%%

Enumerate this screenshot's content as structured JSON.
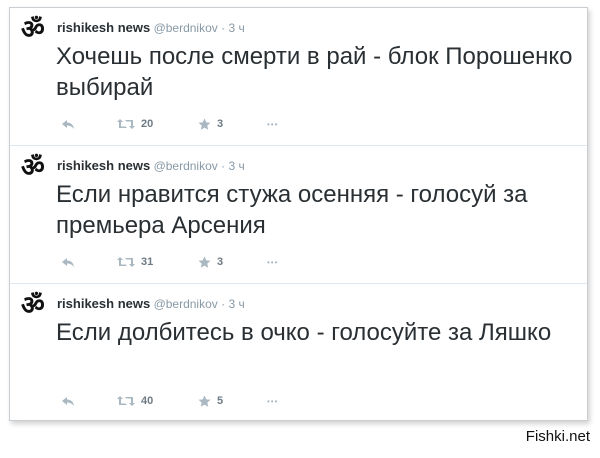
{
  "tweets": [
    {
      "name": "rishikesh news",
      "handle": "@berdnikov",
      "dot": "·",
      "time": "3 ч",
      "text": "Хочешь после смерти в рай - блок Порошенко выбирай",
      "retweets": "20",
      "favorites": "3"
    },
    {
      "name": "rishikesh news",
      "handle": "@berdnikov",
      "dot": "·",
      "time": "3 ч",
      "text": "Если нравится стужа осенняя - голосуй за премьера Арсения",
      "retweets": "31",
      "favorites": "3"
    },
    {
      "name": "rishikesh news",
      "handle": "@berdnikov",
      "dot": "·",
      "time": "3 ч",
      "text": "Если долбитесь в очко - голосуйте за Ляшко",
      "retweets": "40",
      "favorites": "5"
    }
  ],
  "avatar_glyph": "ॐ",
  "more_glyph": "•••",
  "watermark": "Fishki.net",
  "icons": [
    "reply-icon",
    "retweet-icon",
    "favorite-star-icon",
    "more-icon",
    "om-avatar-icon"
  ],
  "colors": {
    "text": "#292f33",
    "meta": "#8899a6",
    "divider": "#e1e8ed"
  }
}
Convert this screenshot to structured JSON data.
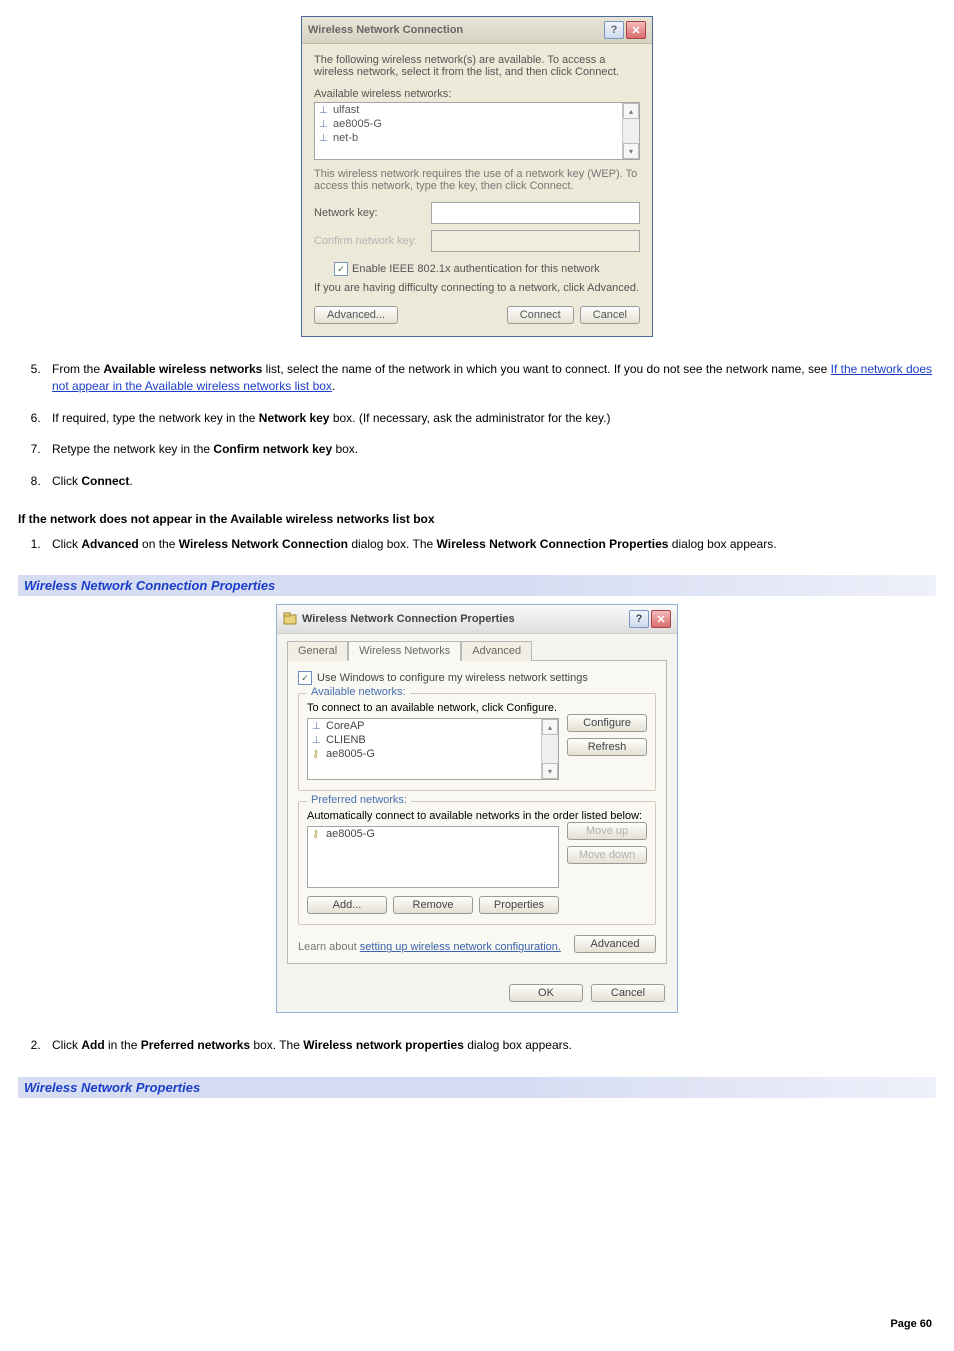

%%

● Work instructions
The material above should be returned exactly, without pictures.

● Written response
Enumerate this screenshot's content as structured JSON.
{
  "tweets": [
    {
      "name": "rishikesh news",
      "handle": "@berdnikov",
      "dot": "·",
      "time": "3 ч",
      "text": "Хочешь после смерти в рай - блок Порошенко выбирай",
      "retweets": "20",
      "favorites": "3"
    },
    {
      "name": "rishikesh news",
      "handle": "@berdnikov",
      "dot": "·",
      "time": "3 ч",
      "text": "Если нравится стужа осенняя - голосуй за премьера Арсения",
      "retweets": "31",
      "favorites": "3"
    },
    {
      "name": "rishikesh news",
      "handle": "@berdnikov",
      "dot": "·",
      "time": "3 ч",
      "text": "Если долбитесь в очко - голосуйте за Ляшко",
      "retweets": "40",
      "favorites": "5"
    }
  ],
  "avatar_glyph": "ॐ",
  "more_glyph": "•••",
  "watermark": "Fishki.net",
  "icons": [
    "reply-icon",
    "retweet-icon",
    "favorite-star-icon",
    "more-icon",
    "om-avatar-icon"
  ],
  "colors": {
    "text": "#292f33",
    "meta": "#8899a6",
    "divider": "#e1e8ed"
  }
}
Convert this screenshot to structured JSON data.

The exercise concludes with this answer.